An academy (Attic Greek: Ἀκαδήμεια; Koine Greek Ἀκαδημία) is an institution of secondary education or higher learning, research, or honorary membership. The name traces back to Plato's school of philosophy, founded approximately 385 BC at Akademia, a sanctuary of Athena, the goddess of wisdom and skill, north of Athens, Greece.
Before Akademia was a school, and even before Cimon enclosed its precincts with a wall, it contained a sacred grove of olive trees dedicated to Athena, the goddess of wisdom, outside the city walls of ancient Athens. The archaic name for the site was Hekademia, which by classical times evolved into Akademia and was explained, at least as early as the beginning of the 6th century BC, by linking it to an Athenian hero, a legendary "Akademos". The site of Akademia was sacred to Athena and other immortals.
Plato's immediate successors as "scholarch" of Akademia were Speusippus (347–339 BC), Xenocrates (339–314 BC), Polemon (314–269 BC), Crates (ca. 269–266 BC), and Arcesilaus (ca. 266–240 BC). Later scholarchs include Lacydes of Cyrene, Carneades, Clitomachus, and Philo of Larissa ("the last undisputed head of the Academy"). Other notable members of Akademia include Aristotle, Heraclides Ponticus, Eudoxus of Cnidus, Philip of Opus, Crantor, and Antiochus of Ascalon.
Coordinates: 37°59′33″N 23°42′29″E / 37.99250°N 23.70806°E / 37.99250; 23.70806
The Academy (Ancient Greek: Ἀκαδημία) was founded by Plato (428/427 BC – 348/347 BC) in ca. 387 BC in Athens. Aristotle (384 BC – 322 BC) studied there for twenty years (367 BC – 347 BC) before founding his own school, the Lyceum. The Academy persisted throughout the Hellenistic period as a skeptical school, until coming to an end after the death of Philo of Larissa in 83 BC. Although philosophers continued to teach Plato's philosophy in Athens throughout the Roman era, it was not until 410 AD that a revived Academy was established as a center for Neoplatonism, persisting until 529 AD when it was finally closed by Justinian I.
The Platonic Academy has been cited by historians as the first higher learning institution in the Western world.

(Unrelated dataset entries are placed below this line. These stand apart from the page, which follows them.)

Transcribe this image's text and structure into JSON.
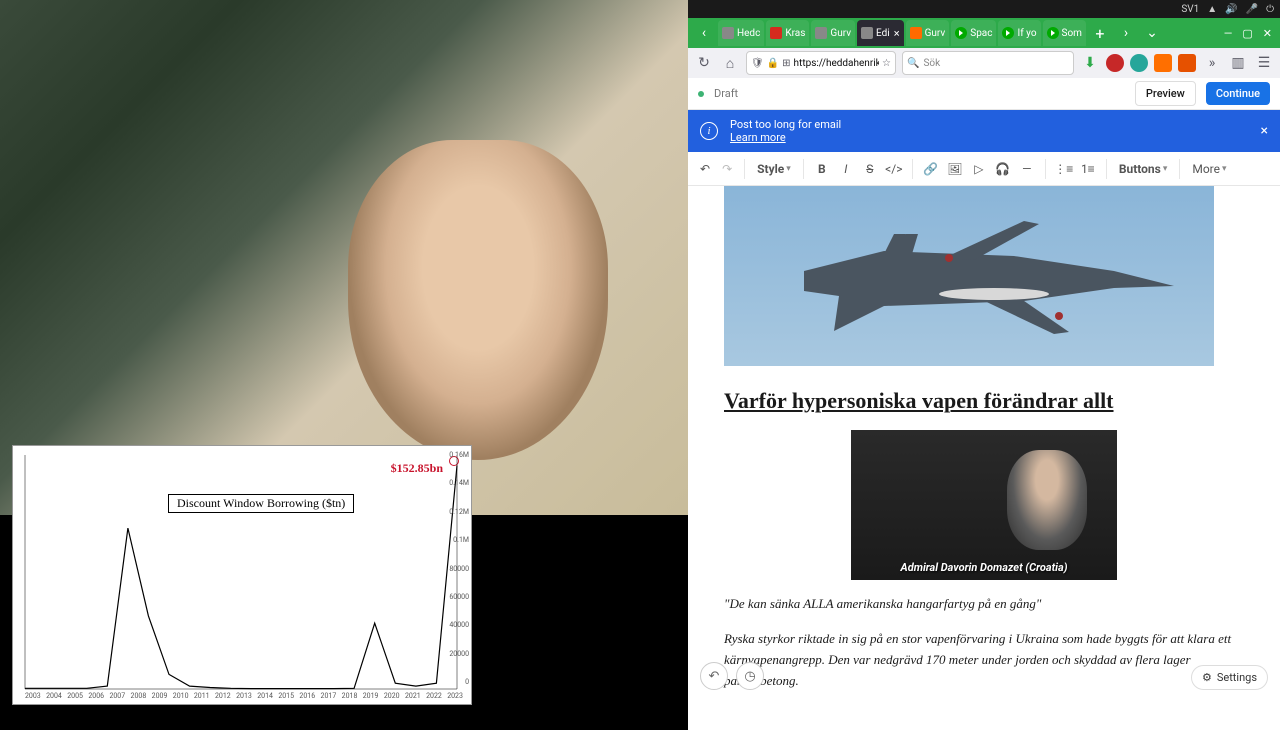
{
  "sysbar": {
    "lang": "SV1"
  },
  "tabs": {
    "items": [
      {
        "label": "Hedc"
      },
      {
        "label": "Kras"
      },
      {
        "label": "Gurv"
      },
      {
        "label": "Edi",
        "active": true
      },
      {
        "label": "Gurv"
      },
      {
        "label": "Spac"
      },
      {
        "label": "If yo"
      },
      {
        "label": "Som"
      }
    ]
  },
  "urlbar": {
    "url": "https://heddahenrik.subst"
  },
  "searchbar": {
    "placeholder": "Sök"
  },
  "editor": {
    "draft": "Draft",
    "preview": "Preview",
    "continue": "Continue"
  },
  "banner": {
    "text": "Post too long for email",
    "link": "Learn more"
  },
  "format_toolbar": {
    "style": "Style",
    "buttons": "Buttons",
    "more": "More"
  },
  "article": {
    "heading": "Varför hypersoniska vapen förändrar allt",
    "admiral_caption": "Admiral Davorin Domazet (Croatia)",
    "quote": "\"De kan sänka ALLA amerikanska hangarfartyg på en gång\"",
    "body": "Ryska styrkor riktade in sig på en stor vapenförvaring i Ukraina som hade byggts för att klara ett kärnvapenangrepp. Den var nedgrävd 170 meter under jorden och skyddad av flera lager pansarbetong."
  },
  "settings": {
    "label": "Settings"
  },
  "floats": {
    "undo": "↶",
    "clock": "◷"
  },
  "chart_data": {
    "type": "line",
    "title": "Discount Window Borrowing ($tn)",
    "peak_label": "$152.85bn",
    "xlabel": "",
    "ylabel": "",
    "categories": [
      "2003",
      "2004",
      "2005",
      "2006",
      "2007",
      "2008",
      "2009",
      "2010",
      "2011",
      "2012",
      "2013",
      "2014",
      "2015",
      "2016",
      "2017",
      "2018",
      "2019",
      "2020",
      "2021",
      "2022",
      "2023"
    ],
    "ytick_labels": [
      "0.16M",
      "0.14M",
      "0.12M",
      "0.1M",
      "80000",
      "60000",
      "40000",
      "20000",
      "0"
    ],
    "ylim": [
      0,
      160000
    ],
    "values": [
      500,
      500,
      500,
      500,
      2000,
      110000,
      50000,
      10000,
      2000,
      1000,
      500,
      300,
      300,
      300,
      300,
      300,
      500,
      45000,
      4000,
      2000,
      4000,
      152850
    ]
  }
}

Before the Akademia was a school, and even before Cimon enclosed its precincts with a wall, it contained a sacred grove of olive trees dedicated to Athena, the goddess of wisdom, outside the city walls of ancient Athens. The archaic name for the site was Hekademia (Ἑκαδήμεια), which by classical times evolved into Akademia and was explained, at least as early as the beginning of the 6th century BC, by linking it to an Athenian hero, a legendary "Akademos".
Academy schools are state-funded schools in England which are directly funded by the Department for Education and independent of local authority control.
Most academies are secondary schools. However, some primary schools, as well as some of the remaining first, middle and high schools, are also academies.
Academies are self-governing non-profit charitable trusts and may receive additional support from personal or corporate sponsors, either financially or in kind. They must meet the same National Curriculum core subject requirements as other state schools and are subject to inspection by Ofsted.
The following are all types of academy: